The April 12 recall came four days after a Consumer Reports investigation citing the deaths of 32 infants who were put into the Rock 'n Play, which included concerns from medical experts. The day after that report, the AAP urged the recall of the sleeper.

Fisher-Price reportedly responded to the Washington Post by saying safety is its top priority, and added that the Rock ‘n Play met all U.S. regulation and safety standards.

Class-action lawsuits were filed against Fisher-Price within two weeks of the recall.

A similar type of sleeper -- the Kids II Rocking Sleeper -- was recalled on April 26 after the deaths of five infants.

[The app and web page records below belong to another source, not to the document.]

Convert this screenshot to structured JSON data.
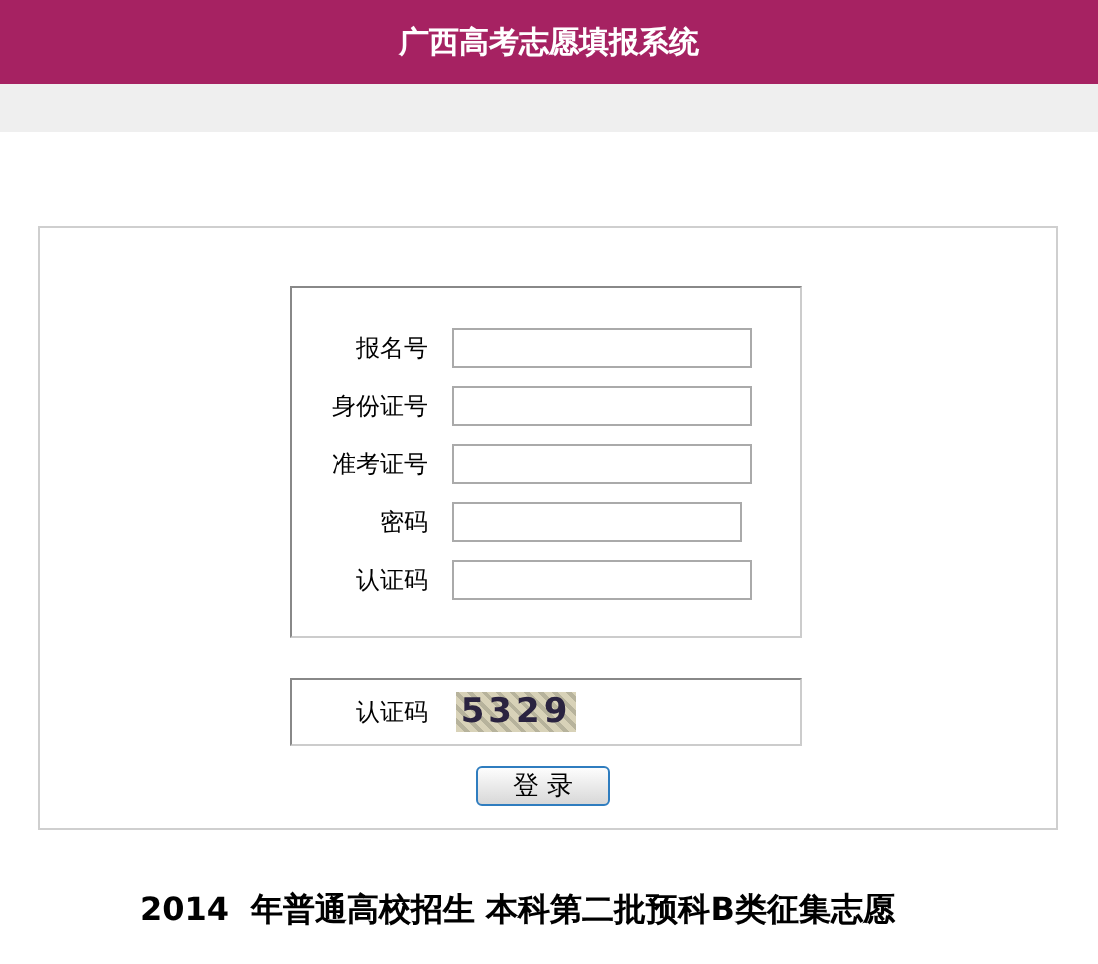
{
  "header": {
    "title": "广西高考志愿填报系统"
  },
  "form": {
    "fields": [
      {
        "label": "报名号",
        "kind": "text"
      },
      {
        "label": "身份证号",
        "kind": "text"
      },
      {
        "label": "准考证号",
        "kind": "text"
      },
      {
        "label": "密码",
        "kind": "password"
      },
      {
        "label": "认证码",
        "kind": "text"
      }
    ]
  },
  "captcha": {
    "label": "认证码",
    "code": "5329"
  },
  "login_button": "登 录",
  "notice": "2014  年普通高校招生 本科第二批预科B类征集志愿"
}
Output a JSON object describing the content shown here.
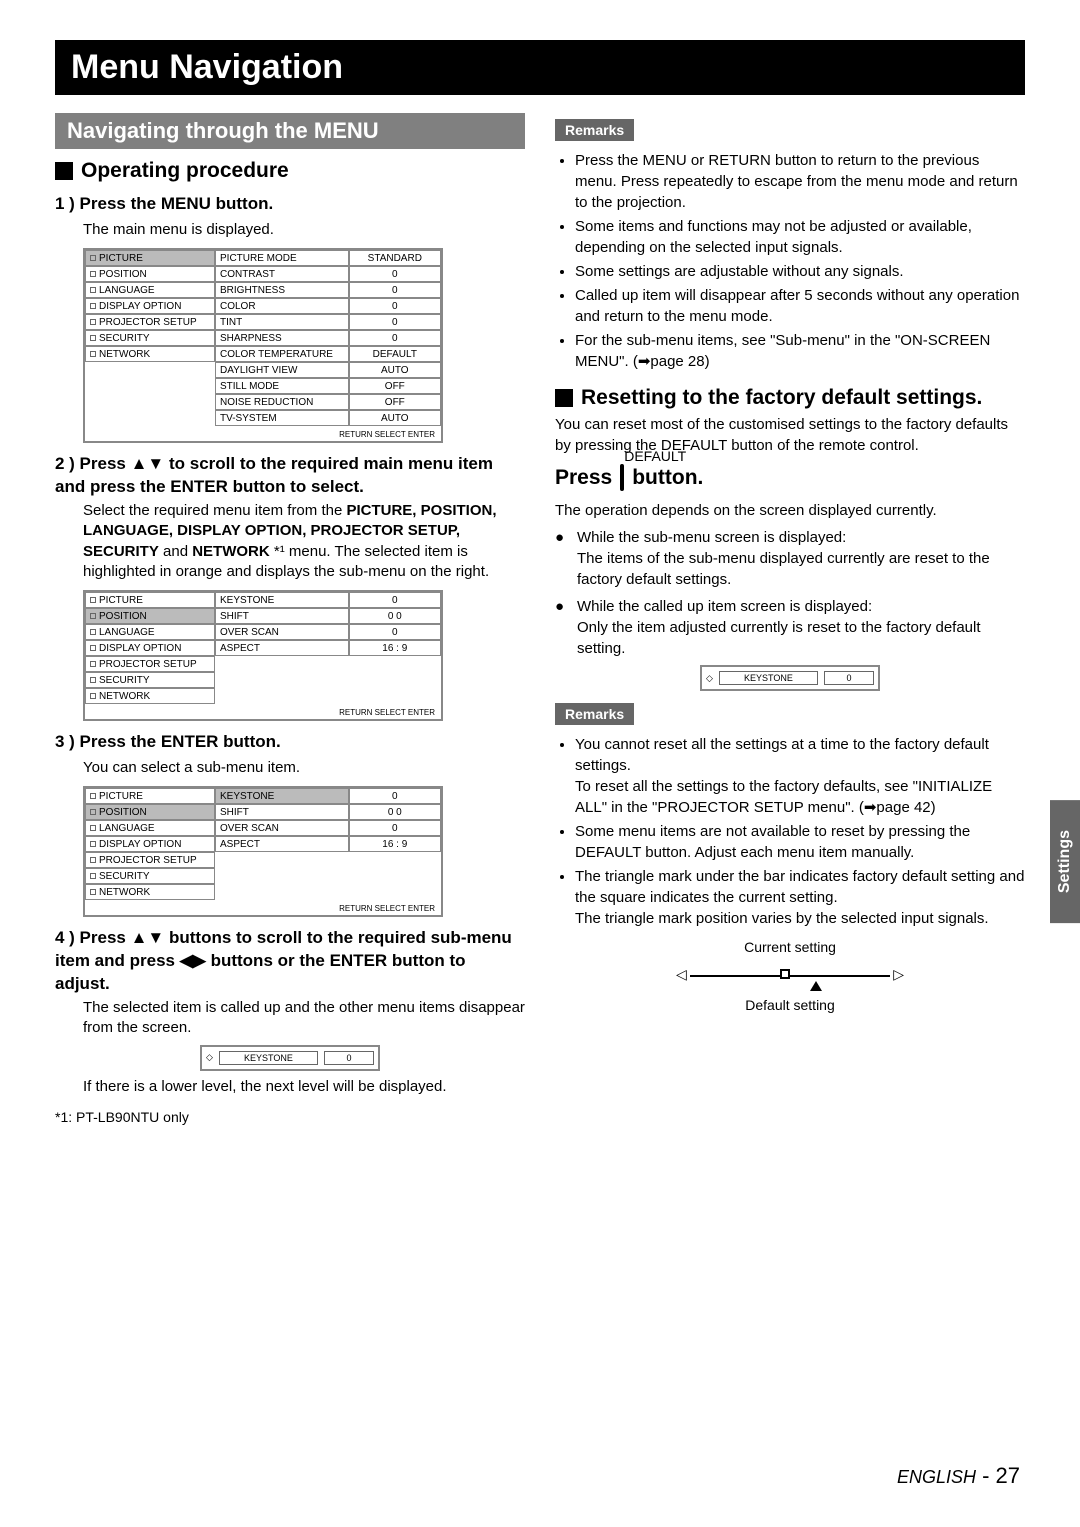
{
  "title": "Menu Navigation",
  "section": "Navigating through the MENU",
  "op_heading": "Operating procedure",
  "step1_h": "1 ) Press the MENU button.",
  "step1_body": "The main menu is displayed.",
  "menu1_left": [
    "PICTURE",
    "POSITION",
    "LANGUAGE",
    "DISPLAY OPTION",
    "PROJECTOR SETUP",
    "SECURITY",
    "NETWORK"
  ],
  "menu1_right": [
    [
      "PICTURE MODE",
      "STANDARD"
    ],
    [
      "CONTRAST",
      "0"
    ],
    [
      "BRIGHTNESS",
      "0"
    ],
    [
      "COLOR",
      "0"
    ],
    [
      "TINT",
      "0"
    ],
    [
      "SHARPNESS",
      "0"
    ],
    [
      "COLOR TEMPERATURE",
      "DEFAULT"
    ],
    [
      "DAYLIGHT VIEW",
      "AUTO"
    ],
    [
      "STILL MODE",
      "OFF"
    ],
    [
      "NOISE REDUCTION",
      "OFF"
    ],
    [
      "TV-SYSTEM",
      "AUTO"
    ]
  ],
  "nav_hint": "RETURN  SELECT  ENTER",
  "step2_h": "2 ) Press ▲▼ to scroll to the required main menu item and press the ENTER button to select.",
  "step2_body1": "Select the required menu item from the ",
  "step2_bold": "PICTURE, POSITION, LANGUAGE, DISPLAY OPTION, PROJECTOR SETUP, SECURITY",
  "step2_body2": " and ",
  "step2_bold2": "NETWORK",
  "step2_body3": " *¹ menu. The selected item is highlighted in orange and displays the sub-menu on the right.",
  "menu2_right": [
    [
      "KEYSTONE",
      "0"
    ],
    [
      "SHIFT",
      "0  0"
    ],
    [
      "OVER SCAN",
      "0"
    ],
    [
      "ASPECT",
      "16 : 9"
    ]
  ],
  "step3_h": "3 ) Press the ENTER button.",
  "step3_body": "You can select a sub-menu item.",
  "step4_h": "4 ) Press ▲▼ buttons to scroll to the required sub-menu item and press ◀▶ buttons or the ENTER button to adjust.",
  "step4_body": "The selected item is called up and the other menu items disappear from the screen.",
  "keystone_label": "KEYSTONE",
  "keystone_val": "0",
  "step4_tail": "If there is a lower level, the next level will be displayed.",
  "footnote1": "*1: PT-LB90NTU only",
  "remarks_label": "Remarks",
  "remarks1": [
    "Press the MENU or RETURN button to return to the previous menu. Press repeatedly to escape from the menu mode and return to the projection.",
    "Some items and functions may not be adjusted or available, depending on the selected input signals.",
    "Some settings are adjustable without any signals.",
    "Called up item will disappear after 5 seconds without any operation and return to the menu mode.",
    "For the sub-menu items, see \"Sub-menu\" in the \"ON-SCREEN MENU\". (➡page 28)"
  ],
  "reset_heading": "Resetting to the factory default settings.",
  "reset_intro": "You can reset most of the customised settings to the factory defaults by pressing the DEFAULT button of the remote control.",
  "press_word": "Press",
  "default_word": "DEFAULT",
  "button_word": "button.",
  "reset_depends": "The operation depends on the screen displayed currently.",
  "reset_circles": [
    "While the sub-menu screen is displayed:\nThe items of the sub-menu displayed currently are reset to the factory default settings.",
    "While the called up item screen is displayed:\nOnly the item adjusted currently is reset to the factory default setting."
  ],
  "remarks2": [
    "You cannot reset all the settings at a time to the factory default settings.\nTo reset all the settings to the factory defaults, see \"INITIALIZE ALL\" in the \"PROJECTOR SETUP menu\". (➡page 42)",
    "Some menu items are not available to reset by pressing the DEFAULT button. Adjust each menu item manually.",
    "The triangle mark under the bar indicates factory default setting and the square indicates the current setting.\nThe triangle mark position varies by the selected input signals."
  ],
  "current_setting": "Current setting",
  "default_setting": "Default setting",
  "side_tab": "Settings",
  "footer_lang": "ENGLISH",
  "footer_page": " - 27"
}
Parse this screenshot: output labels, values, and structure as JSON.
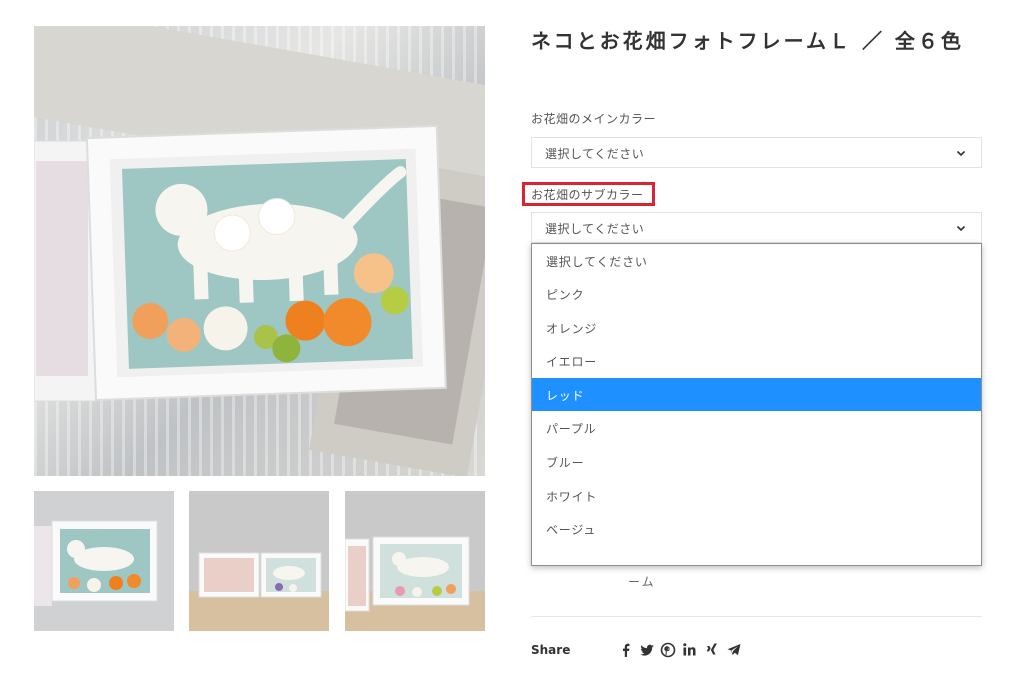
{
  "product": {
    "title": "ネコとお花畑フォトフレームＬ ／ 全６色"
  },
  "options": {
    "main_color": {
      "label": "お花畑のメインカラー",
      "value": "選択してください"
    },
    "sub_color": {
      "label": "お花畑のサブカラー",
      "value": "選択してください"
    }
  },
  "dropdown": {
    "items": [
      {
        "label": "選択してください",
        "selected": false
      },
      {
        "label": "ピンク",
        "selected": false
      },
      {
        "label": "オレンジ",
        "selected": false
      },
      {
        "label": "イエロー",
        "selected": false
      },
      {
        "label": "レッド",
        "selected": true
      },
      {
        "label": "パープル",
        "selected": false
      },
      {
        "label": "ブルー",
        "selected": false
      },
      {
        "label": "ホワイト",
        "selected": false
      },
      {
        "label": "ベージュ",
        "selected": false
      }
    ]
  },
  "description": {
    "partial_text": "ーム"
  },
  "share": {
    "label": "Share",
    "icons": [
      "facebook-icon",
      "twitter-icon",
      "pinterest-icon",
      "linkedin-icon",
      "xing-icon",
      "telegram-icon"
    ]
  },
  "colors": {
    "highlight": "#d92533",
    "selected_option": "#1e90ff"
  }
}
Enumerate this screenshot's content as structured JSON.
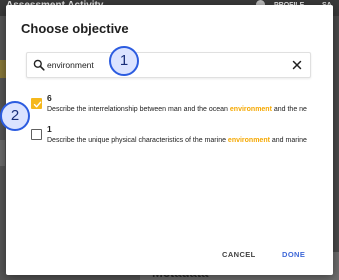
{
  "background": {
    "app_title": "Assessment Activity",
    "user_label": "PROFILE",
    "user_suffix": "SA",
    "section_label": "Metadata"
  },
  "dialog": {
    "title": "Choose objective",
    "search": {
      "value": "environment",
      "placeholder": ""
    },
    "items": [
      {
        "number": "6",
        "text_before": "Describe the interrelationship between man and the ocean ",
        "highlight": "environment",
        "text_after": " and the ne",
        "checked": true
      },
      {
        "number": "1",
        "text_before": "Describe the unique physical characteristics of the marine ",
        "highlight": "environment",
        "text_after": " and marine",
        "checked": false
      }
    ],
    "cancel_label": "CANCEL",
    "done_label": "DONE"
  },
  "callouts": [
    "1",
    "2"
  ],
  "colors": {
    "accent": "#f5b81c",
    "highlight": "#f5a800",
    "primary_button": "#3f68d8",
    "callout_border": "#2c5ce0",
    "callout_fill": "#dbe3ff"
  },
  "icons": {
    "search": "search-icon",
    "clear": "close-icon",
    "check": "check-icon"
  }
}
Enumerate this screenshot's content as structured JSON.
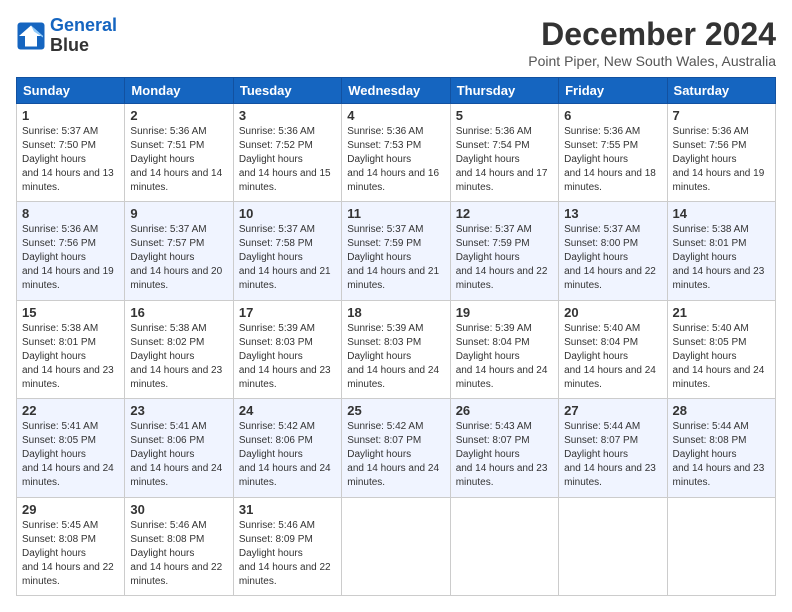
{
  "logo": {
    "line1": "General",
    "line2": "Blue"
  },
  "title": "December 2024",
  "location": "Point Piper, New South Wales, Australia",
  "weekdays": [
    "Sunday",
    "Monday",
    "Tuesday",
    "Wednesday",
    "Thursday",
    "Friday",
    "Saturday"
  ],
  "weeks": [
    [
      {
        "day": "1",
        "rise": "5:37 AM",
        "set": "7:50 PM",
        "hours": "14 hours and 13 minutes."
      },
      {
        "day": "2",
        "rise": "5:36 AM",
        "set": "7:51 PM",
        "hours": "14 hours and 14 minutes."
      },
      {
        "day": "3",
        "rise": "5:36 AM",
        "set": "7:52 PM",
        "hours": "14 hours and 15 minutes."
      },
      {
        "day": "4",
        "rise": "5:36 AM",
        "set": "7:53 PM",
        "hours": "14 hours and 16 minutes."
      },
      {
        "day": "5",
        "rise": "5:36 AM",
        "set": "7:54 PM",
        "hours": "14 hours and 17 minutes."
      },
      {
        "day": "6",
        "rise": "5:36 AM",
        "set": "7:55 PM",
        "hours": "14 hours and 18 minutes."
      },
      {
        "day": "7",
        "rise": "5:36 AM",
        "set": "7:56 PM",
        "hours": "14 hours and 19 minutes."
      }
    ],
    [
      {
        "day": "8",
        "rise": "5:36 AM",
        "set": "7:56 PM",
        "hours": "14 hours and 19 minutes."
      },
      {
        "day": "9",
        "rise": "5:37 AM",
        "set": "7:57 PM",
        "hours": "14 hours and 20 minutes."
      },
      {
        "day": "10",
        "rise": "5:37 AM",
        "set": "7:58 PM",
        "hours": "14 hours and 21 minutes."
      },
      {
        "day": "11",
        "rise": "5:37 AM",
        "set": "7:59 PM",
        "hours": "14 hours and 21 minutes."
      },
      {
        "day": "12",
        "rise": "5:37 AM",
        "set": "7:59 PM",
        "hours": "14 hours and 22 minutes."
      },
      {
        "day": "13",
        "rise": "5:37 AM",
        "set": "8:00 PM",
        "hours": "14 hours and 22 minutes."
      },
      {
        "day": "14",
        "rise": "5:38 AM",
        "set": "8:01 PM",
        "hours": "14 hours and 23 minutes."
      }
    ],
    [
      {
        "day": "15",
        "rise": "5:38 AM",
        "set": "8:01 PM",
        "hours": "14 hours and 23 minutes."
      },
      {
        "day": "16",
        "rise": "5:38 AM",
        "set": "8:02 PM",
        "hours": "14 hours and 23 minutes."
      },
      {
        "day": "17",
        "rise": "5:39 AM",
        "set": "8:03 PM",
        "hours": "14 hours and 23 minutes."
      },
      {
        "day": "18",
        "rise": "5:39 AM",
        "set": "8:03 PM",
        "hours": "14 hours and 24 minutes."
      },
      {
        "day": "19",
        "rise": "5:39 AM",
        "set": "8:04 PM",
        "hours": "14 hours and 24 minutes."
      },
      {
        "day": "20",
        "rise": "5:40 AM",
        "set": "8:04 PM",
        "hours": "14 hours and 24 minutes."
      },
      {
        "day": "21",
        "rise": "5:40 AM",
        "set": "8:05 PM",
        "hours": "14 hours and 24 minutes."
      }
    ],
    [
      {
        "day": "22",
        "rise": "5:41 AM",
        "set": "8:05 PM",
        "hours": "14 hours and 24 minutes."
      },
      {
        "day": "23",
        "rise": "5:41 AM",
        "set": "8:06 PM",
        "hours": "14 hours and 24 minutes."
      },
      {
        "day": "24",
        "rise": "5:42 AM",
        "set": "8:06 PM",
        "hours": "14 hours and 24 minutes."
      },
      {
        "day": "25",
        "rise": "5:42 AM",
        "set": "8:07 PM",
        "hours": "14 hours and 24 minutes."
      },
      {
        "day": "26",
        "rise": "5:43 AM",
        "set": "8:07 PM",
        "hours": "14 hours and 23 minutes."
      },
      {
        "day": "27",
        "rise": "5:44 AM",
        "set": "8:07 PM",
        "hours": "14 hours and 23 minutes."
      },
      {
        "day": "28",
        "rise": "5:44 AM",
        "set": "8:08 PM",
        "hours": "14 hours and 23 minutes."
      }
    ],
    [
      {
        "day": "29",
        "rise": "5:45 AM",
        "set": "8:08 PM",
        "hours": "14 hours and 22 minutes."
      },
      {
        "day": "30",
        "rise": "5:46 AM",
        "set": "8:08 PM",
        "hours": "14 hours and 22 minutes."
      },
      {
        "day": "31",
        "rise": "5:46 AM",
        "set": "8:09 PM",
        "hours": "14 hours and 22 minutes."
      },
      null,
      null,
      null,
      null
    ]
  ]
}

RELATED: Kids II recalls rocking sleepers citing 5 infant deaths since 2012

Sudden Infant Death Syndrome (SIDS) is associated with the period when babies sleep. AAP says SIDS is the leading cause of death for infants between 1-month-old and 1-year-old. It is diagnosed after no other explanation for a child's death during sleep can be found.

CPSC Commissioner Robert Adler reportedly told the Washington Post that his agency is not required to review products for safety before they go to market.